═══ Given records ═══

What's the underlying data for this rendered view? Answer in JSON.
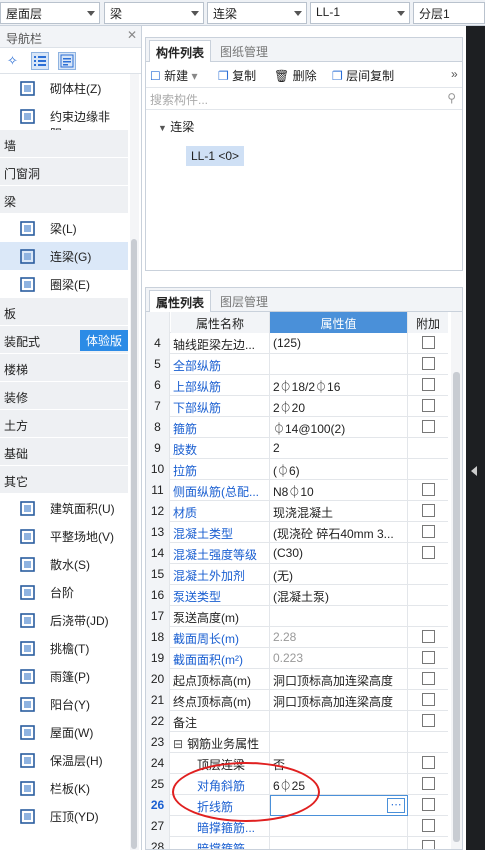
{
  "topbar": {
    "floor": "屋面层",
    "type": "梁",
    "subtype": "连梁",
    "member": "LL-1",
    "layer": "分层1"
  },
  "nav": {
    "title": "导航栏",
    "items": [
      {
        "kind": "item",
        "label": "砌体柱(Z)",
        "icon": "masonry-column-icon"
      },
      {
        "kind": "item",
        "label": "约束边缘非阴...",
        "icon": "constraint-edge-icon"
      },
      {
        "kind": "cat",
        "label": "墙"
      },
      {
        "kind": "cat",
        "label": "门窗洞"
      },
      {
        "kind": "cat",
        "label": "梁"
      },
      {
        "kind": "item",
        "label": "梁(L)",
        "icon": "beam-icon"
      },
      {
        "kind": "item",
        "label": "连梁(G)",
        "icon": "coupling-beam-icon",
        "selected": true
      },
      {
        "kind": "item",
        "label": "圈梁(E)",
        "icon": "ring-beam-icon"
      },
      {
        "kind": "cat",
        "label": "板"
      },
      {
        "kind": "cat",
        "label": "装配式",
        "badge": "体验版"
      },
      {
        "kind": "cat",
        "label": "楼梯"
      },
      {
        "kind": "cat",
        "label": "装修"
      },
      {
        "kind": "cat",
        "label": "土方"
      },
      {
        "kind": "cat",
        "label": "基础"
      },
      {
        "kind": "cat",
        "label": "其它"
      },
      {
        "kind": "item",
        "label": "建筑面积(U)",
        "icon": "building-area-icon"
      },
      {
        "kind": "item",
        "label": "平整场地(V)",
        "icon": "site-leveling-icon"
      },
      {
        "kind": "item",
        "label": "散水(S)",
        "icon": "apron-icon"
      },
      {
        "kind": "item",
        "label": "台阶",
        "icon": "steps-icon"
      },
      {
        "kind": "item",
        "label": "后浇带(JD)",
        "icon": "post-pour-strip-icon"
      },
      {
        "kind": "item",
        "label": "挑檐(T)",
        "icon": "cornice-icon"
      },
      {
        "kind": "item",
        "label": "雨篷(P)",
        "icon": "canopy-icon"
      },
      {
        "kind": "item",
        "label": "阳台(Y)",
        "icon": "balcony-icon"
      },
      {
        "kind": "item",
        "label": "屋面(W)",
        "icon": "roof-icon"
      },
      {
        "kind": "item",
        "label": "保温层(H)",
        "icon": "insulation-icon"
      },
      {
        "kind": "item",
        "label": "栏板(K)",
        "icon": "parapet-icon"
      },
      {
        "kind": "item",
        "label": "压顶(YD)",
        "icon": "coping-icon"
      }
    ]
  },
  "comp": {
    "tab1": "构件列表",
    "tab2": "图纸管理",
    "new": "新建",
    "copy": "复制",
    "delete": "删除",
    "floorcopy": "层间复制",
    "search_placeholder": "搜索构件...",
    "root": "连梁",
    "leaf": "LL-1 <0>"
  },
  "props": {
    "tab1": "属性列表",
    "tab2": "图层管理",
    "headers": {
      "name": "属性名称",
      "value": "属性值",
      "extra": "附加"
    },
    "rows": [
      {
        "n": "4",
        "name": "轴线距梁左边...",
        "value": "(125)",
        "nc": "",
        "vc": "",
        "chk": true
      },
      {
        "n": "5",
        "name": "全部纵筋",
        "value": "",
        "nc": "blue",
        "vc": "",
        "chk": true
      },
      {
        "n": "6",
        "name": "上部纵筋",
        "value": "2⏀18/2⏀16",
        "nc": "blue",
        "vc": "",
        "chk": true
      },
      {
        "n": "7",
        "name": "下部纵筋",
        "value": "2⏀20",
        "nc": "blue",
        "vc": "",
        "chk": true
      },
      {
        "n": "8",
        "name": "箍筋",
        "value": "⏀14@100(2)",
        "nc": "blue",
        "vc": "",
        "chk": true
      },
      {
        "n": "9",
        "name": "肢数",
        "value": "2",
        "nc": "blue",
        "vc": "",
        "chk": false
      },
      {
        "n": "10",
        "name": "拉筋",
        "value": "(⏀6)",
        "nc": "blue",
        "vc": "",
        "chk": false
      },
      {
        "n": "11",
        "name": "侧面纵筋(总配...",
        "value": "N8⏀10",
        "nc": "blue",
        "vc": "",
        "chk": true
      },
      {
        "n": "12",
        "name": "材质",
        "value": "现浇混凝土",
        "nc": "blue",
        "vc": "",
        "chk": true
      },
      {
        "n": "13",
        "name": "混凝土类型",
        "value": "(现浇砼 碎石40mm 3...",
        "nc": "blue",
        "vc": "",
        "chk": true
      },
      {
        "n": "14",
        "name": "混凝土强度等级",
        "value": "(C30)",
        "nc": "blue",
        "vc": "",
        "chk": true
      },
      {
        "n": "15",
        "name": "混凝土外加剂",
        "value": "(无)",
        "nc": "blue",
        "vc": "",
        "chk": false
      },
      {
        "n": "16",
        "name": "泵送类型",
        "value": "(混凝土泵)",
        "nc": "blue",
        "vc": "",
        "chk": false
      },
      {
        "n": "17",
        "name": "泵送高度(m)",
        "value": "",
        "nc": "",
        "vc": "",
        "chk": false
      },
      {
        "n": "18",
        "name": "截面周长(m)",
        "value": "2.28",
        "nc": "blue",
        "vc": "gray",
        "chk": true
      },
      {
        "n": "19",
        "name": "截面面积(m²)",
        "value": "0.223",
        "nc": "blue",
        "vc": "gray",
        "chk": true
      },
      {
        "n": "20",
        "name": "起点顶标高(m)",
        "value": "洞口顶标高加连梁高度",
        "nc": "",
        "vc": "",
        "chk": true
      },
      {
        "n": "21",
        "name": "终点顶标高(m)",
        "value": "洞口顶标高加连梁高度",
        "nc": "",
        "vc": "",
        "chk": true
      },
      {
        "n": "22",
        "name": "备注",
        "value": "",
        "nc": "",
        "vc": "",
        "chk": true
      },
      {
        "n": "23",
        "name": "钢筋业务属性",
        "value": "",
        "nc": "",
        "vc": "",
        "chk": false,
        "group": true
      },
      {
        "n": "24",
        "name": "顶层连梁",
        "value": "否",
        "nc": "",
        "vc": "",
        "chk": true,
        "indent": true
      },
      {
        "n": "25",
        "name": "对角斜筋",
        "value": "6⏀25",
        "nc": "blue",
        "vc": "",
        "chk": true,
        "indent": true
      },
      {
        "n": "26",
        "name": "折线筋",
        "value": "",
        "nc": "blue",
        "vc": "",
        "chk": true,
        "indent": true,
        "editing": true
      },
      {
        "n": "27",
        "name": "暗撑箍筋...",
        "value": "",
        "nc": "blue",
        "vc": "",
        "chk": true,
        "indent": true
      },
      {
        "n": "28",
        "name": "暗撑箍筋...",
        "value": "",
        "nc": "blue",
        "vc": "",
        "chk": true,
        "indent": true
      }
    ]
  }
}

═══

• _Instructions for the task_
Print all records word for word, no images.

• _Answer box_
What's the underlying data for this rendered view? Answer in JSON.
{
  "topbar": {
    "floor": "屋面层",
    "type": "梁",
    "subtype": "连梁",
    "member": "LL-1",
    "layer": "分层1"
  },
  "nav": {
    "title": "导航栏",
    "items": [
      {
        "kind": "item",
        "label": "砌体柱(Z)",
        "icon": "masonry-column-icon"
      },
      {
        "kind": "item",
        "label": "约束边缘非阴...",
        "icon": "constraint-edge-icon"
      },
      {
        "kind": "cat",
        "label": "墙"
      },
      {
        "kind": "cat",
        "label": "门窗洞"
      },
      {
        "kind": "cat",
        "label": "梁"
      },
      {
        "kind": "item",
        "label": "梁(L)",
        "icon": "beam-icon"
      },
      {
        "kind": "item",
        "label": "连梁(G)",
        "icon": "coupling-beam-icon",
        "selected": true
      },
      {
        "kind": "item",
        "label": "圈梁(E)",
        "icon": "ring-beam-icon"
      },
      {
        "kind": "cat",
        "label": "板"
      },
      {
        "kind": "cat",
        "label": "装配式",
        "badge": "体验版"
      },
      {
        "kind": "cat",
        "label": "楼梯"
      },
      {
        "kind": "cat",
        "label": "装修"
      },
      {
        "kind": "cat",
        "label": "土方"
      },
      {
        "kind": "cat",
        "label": "基础"
      },
      {
        "kind": "cat",
        "label": "其它"
      },
      {
        "kind": "item",
        "label": "建筑面积(U)",
        "icon": "building-area-icon"
      },
      {
        "kind": "item",
        "label": "平整场地(V)",
        "icon": "site-leveling-icon"
      },
      {
        "kind": "item",
        "label": "散水(S)",
        "icon": "apron-icon"
      },
      {
        "kind": "item",
        "label": "台阶",
        "icon": "steps-icon"
      },
      {
        "kind": "item",
        "label": "后浇带(JD)",
        "icon": "post-pour-strip-icon"
      },
      {
        "kind": "item",
        "label": "挑檐(T)",
        "icon": "cornice-icon"
      },
      {
        "kind": "item",
        "label": "雨篷(P)",
        "icon": "canopy-icon"
      },
      {
        "kind": "item",
        "label": "阳台(Y)",
        "icon": "balcony-icon"
      },
      {
        "kind": "item",
        "label": "屋面(W)",
        "icon": "roof-icon"
      },
      {
        "kind": "item",
        "label": "保温层(H)",
        "icon": "insulation-icon"
      },
      {
        "kind": "item",
        "label": "栏板(K)",
        "icon": "parapet-icon"
      },
      {
        "kind": "item",
        "label": "压顶(YD)",
        "icon": "coping-icon"
      }
    ]
  },
  "comp": {
    "tab1": "构件列表",
    "tab2": "图纸管理",
    "new": "新建",
    "copy": "复制",
    "delete": "删除",
    "floorcopy": "层间复制",
    "search_placeholder": "搜索构件...",
    "root": "连梁",
    "leaf": "LL-1 <0>"
  },
  "props": {
    "tab1": "属性列表",
    "tab2": "图层管理",
    "headers": {
      "name": "属性名称",
      "value": "属性值",
      "extra": "附加"
    },
    "rows": [
      {
        "n": "4",
        "name": "轴线距梁左边...",
        "value": "(125)",
        "nc": "",
        "vc": "",
        "chk": true
      },
      {
        "n": "5",
        "name": "全部纵筋",
        "value": "",
        "nc": "blue",
        "vc": "",
        "chk": true
      },
      {
        "n": "6",
        "name": "上部纵筋",
        "value": "2⏀18/2⏀16",
        "nc": "blue",
        "vc": "",
        "chk": true
      },
      {
        "n": "7",
        "name": "下部纵筋",
        "value": "2⏀20",
        "nc": "blue",
        "vc": "",
        "chk": true
      },
      {
        "n": "8",
        "name": "箍筋",
        "value": "⏀14@100(2)",
        "nc": "blue",
        "vc": "",
        "chk": true
      },
      {
        "n": "9",
        "name": "肢数",
        "value": "2",
        "nc": "blue",
        "vc": "",
        "chk": false
      },
      {
        "n": "10",
        "name": "拉筋",
        "value": "(⏀6)",
        "nc": "blue",
        "vc": "",
        "chk": false
      },
      {
        "n": "11",
        "name": "侧面纵筋(总配...",
        "value": "N8⏀10",
        "nc": "blue",
        "vc": "",
        "chk": true
      },
      {
        "n": "12",
        "name": "材质",
        "value": "现浇混凝土",
        "nc": "blue",
        "vc": "",
        "chk": true
      },
      {
        "n": "13",
        "name": "混凝土类型",
        "value": "(现浇砼 碎石40mm 3...",
        "nc": "blue",
        "vc": "",
        "chk": true
      },
      {
        "n": "14",
        "name": "混凝土强度等级",
        "value": "(C30)",
        "nc": "blue",
        "vc": "",
        "chk": true
      },
      {
        "n": "15",
        "name": "混凝土外加剂",
        "value": "(无)",
        "nc": "blue",
        "vc": "",
        "chk": false
      },
      {
        "n": "16",
        "name": "泵送类型",
        "value": "(混凝土泵)",
        "nc": "blue",
        "vc": "",
        "chk": false
      },
      {
        "n": "17",
        "name": "泵送高度(m)",
        "value": "",
        "nc": "",
        "vc": "",
        "chk": false
      },
      {
        "n": "18",
        "name": "截面周长(m)",
        "value": "2.28",
        "nc": "blue",
        "vc": "gray",
        "chk": true
      },
      {
        "n": "19",
        "name": "截面面积(m²)",
        "value": "0.223",
        "nc": "blue",
        "vc": "gray",
        "chk": true
      },
      {
        "n": "20",
        "name": "起点顶标高(m)",
        "value": "洞口顶标高加连梁高度",
        "nc": "",
        "vc": "",
        "chk": true
      },
      {
        "n": "21",
        "name": "终点顶标高(m)",
        "value": "洞口顶标高加连梁高度",
        "nc": "",
        "vc": "",
        "chk": true
      },
      {
        "n": "22",
        "name": "备注",
        "value": "",
        "nc": "",
        "vc": "",
        "chk": true
      },
      {
        "n": "23",
        "name": "钢筋业务属性",
        "value": "",
        "nc": "",
        "vc": "",
        "chk": false,
        "group": true
      },
      {
        "n": "24",
        "name": "顶层连梁",
        "value": "否",
        "nc": "",
        "vc": "",
        "chk": true,
        "indent": true
      },
      {
        "n": "25",
        "name": "对角斜筋",
        "value": "6⏀25",
        "nc": "blue",
        "vc": "",
        "chk": true,
        "indent": true
      },
      {
        "n": "26",
        "name": "折线筋",
        "value": "",
        "nc": "blue",
        "vc": "",
        "chk": true,
        "indent": true,
        "editing": true
      },
      {
        "n": "27",
        "name": "暗撑箍筋...",
        "value": "",
        "nc": "blue",
        "vc": "",
        "chk": true,
        "indent": true
      },
      {
        "n": "28",
        "name": "暗撑箍筋...",
        "value": "",
        "nc": "blue",
        "vc": "",
        "chk": true,
        "indent": true
      }
    ]
  }
}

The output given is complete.